[WORK REQUEST]
Every record is to be printed exactly as it appears.
§ §
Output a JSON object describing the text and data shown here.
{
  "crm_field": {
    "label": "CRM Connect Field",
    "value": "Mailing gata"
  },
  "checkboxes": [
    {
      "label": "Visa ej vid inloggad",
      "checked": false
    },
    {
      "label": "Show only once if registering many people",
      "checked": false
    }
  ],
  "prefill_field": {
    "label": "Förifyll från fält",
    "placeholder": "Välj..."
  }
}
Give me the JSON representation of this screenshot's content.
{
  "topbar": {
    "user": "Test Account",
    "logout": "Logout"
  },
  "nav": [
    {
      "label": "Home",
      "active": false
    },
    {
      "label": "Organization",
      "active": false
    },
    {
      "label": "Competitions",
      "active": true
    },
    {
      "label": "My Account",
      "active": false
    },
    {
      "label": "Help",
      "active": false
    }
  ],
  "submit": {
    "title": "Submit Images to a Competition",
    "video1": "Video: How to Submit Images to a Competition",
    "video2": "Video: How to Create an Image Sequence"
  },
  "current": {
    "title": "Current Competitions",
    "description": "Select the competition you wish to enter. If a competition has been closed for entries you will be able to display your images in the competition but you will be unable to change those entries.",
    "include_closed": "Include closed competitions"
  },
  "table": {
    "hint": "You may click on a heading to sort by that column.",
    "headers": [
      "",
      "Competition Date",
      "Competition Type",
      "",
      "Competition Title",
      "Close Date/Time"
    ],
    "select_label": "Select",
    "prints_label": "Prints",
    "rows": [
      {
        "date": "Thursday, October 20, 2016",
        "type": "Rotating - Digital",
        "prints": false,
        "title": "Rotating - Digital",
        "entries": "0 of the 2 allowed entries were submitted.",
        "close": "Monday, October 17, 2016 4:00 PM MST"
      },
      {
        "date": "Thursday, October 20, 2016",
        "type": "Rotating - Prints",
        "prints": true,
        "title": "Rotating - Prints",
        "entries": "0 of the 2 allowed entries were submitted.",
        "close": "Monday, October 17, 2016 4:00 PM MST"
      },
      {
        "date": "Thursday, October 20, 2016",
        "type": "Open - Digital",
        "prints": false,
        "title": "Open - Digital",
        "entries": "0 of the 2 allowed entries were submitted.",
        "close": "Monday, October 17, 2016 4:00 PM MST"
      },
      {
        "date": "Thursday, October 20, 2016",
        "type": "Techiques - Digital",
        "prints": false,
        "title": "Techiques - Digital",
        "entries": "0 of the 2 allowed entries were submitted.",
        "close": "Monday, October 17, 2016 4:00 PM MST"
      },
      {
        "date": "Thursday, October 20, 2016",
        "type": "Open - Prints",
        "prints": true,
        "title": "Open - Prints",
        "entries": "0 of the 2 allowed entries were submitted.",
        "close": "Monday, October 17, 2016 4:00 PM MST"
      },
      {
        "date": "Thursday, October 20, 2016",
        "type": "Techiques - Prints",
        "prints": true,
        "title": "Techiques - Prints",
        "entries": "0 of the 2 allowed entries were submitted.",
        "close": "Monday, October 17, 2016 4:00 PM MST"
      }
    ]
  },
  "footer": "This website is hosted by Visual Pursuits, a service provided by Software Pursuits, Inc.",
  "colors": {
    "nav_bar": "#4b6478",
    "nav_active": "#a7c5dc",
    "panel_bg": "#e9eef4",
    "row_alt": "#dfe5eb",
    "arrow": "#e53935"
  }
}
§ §
[EXERCISE OUTPUT]
Output a JSON object describing the text and data shown here.
{
  "crm_field": {
    "label": "CRM Connect Field",
    "value": "Mailing gata"
  },
  "checkboxes": [
    {
      "label": "Visa ej vid inloggad",
      "checked": false
    },
    {
      "label": "Show only once if registering many people",
      "checked": false
    }
  ],
  "prefill_field": {
    "label": "Förifyll från fält",
    "placeholder": "Välj..."
  }
}
Give me the JSON representation of this screenshot's content.
{
  "topbar": {
    "user": "Test Account",
    "logout": "Logout"
  },
  "nav": [
    {
      "label": "Home",
      "active": false
    },
    {
      "label": "Organization",
      "active": false
    },
    {
      "label": "Competitions",
      "active": true
    },
    {
      "label": "My Account",
      "active": false
    },
    {
      "label": "Help",
      "active": false
    }
  ],
  "submit": {
    "title": "Submit Images to a Competition",
    "video1": "Video: How to Submit Images to a Competition",
    "video2": "Video: How to Create an Image Sequence"
  },
  "current": {
    "title": "Current Competitions",
    "description": "Select the competition you wish to enter. If a competition has been closed for entries you will be able to display your images in the competition but you will be unable to change those entries.",
    "include_closed": "Include closed competitions"
  },
  "table": {
    "hint": "You may click on a heading to sort by that column.",
    "headers": [
      "",
      "Competition Date",
      "Competition Type",
      "",
      "Competition Title",
      "Close Date/Time"
    ],
    "select_label": "Select",
    "prints_label": "Prints",
    "rows": [
      {
        "date": "Thursday, October 20, 2016",
        "type": "Rotating - Digital",
        "prints": false,
        "title": "Rotating - Digital",
        "entries": "0 of the 2 allowed entries were submitted.",
        "close": "Monday, October 17, 2016 4:00 PM MST"
      },
      {
        "date": "Thursday, October 20, 2016",
        "type": "Rotating - Prints",
        "prints": true,
        "title": "Rotating - Prints",
        "entries": "0 of the 2 allowed entries were submitted.",
        "close": "Monday, October 17, 2016 4:00 PM MST"
      },
      {
        "date": "Thursday, October 20, 2016",
        "type": "Open - Digital",
        "prints": false,
        "title": "Open - Digital",
        "entries": "0 of the 2 allowed entries were submitted.",
        "close": "Monday, October 17, 2016 4:00 PM MST"
      },
      {
        "date": "Thursday, October 20, 2016",
        "type": "Techiques - Digital",
        "prints": false,
        "title": "Techiques - Digital",
        "entries": "0 of the 2 allowed entries were submitted.",
        "close": "Monday, October 17, 2016 4:00 PM MST"
      },
      {
        "date": "Thursday, October 20, 2016",
        "type": "Open - Prints",
        "prints": true,
        "title": "Open - Prints",
        "entries": "0 of the 2 allowed entries were submitted.",
        "close": "Monday, October 17, 2016 4:00 PM MST"
      },
      {
        "date": "Thursday, October 20, 2016",
        "type": "Techiques - Prints",
        "prints": true,
        "title": "Techiques - Prints",
        "entries": "0 of the 2 allowed entries were submitted.",
        "close": "Monday, October 17, 2016 4:00 PM MST"
      }
    ]
  },
  "footer": "This website is hosted by Visual Pursuits, a service provided by Software Pursuits, Inc.",
  "colors": {
    "nav_bar": "#4b6478",
    "nav_active": "#a7c5dc",
    "panel_bg": "#e9eef4",
    "row_alt": "#dfe5eb",
    "arrow": "#e53935"
  }
}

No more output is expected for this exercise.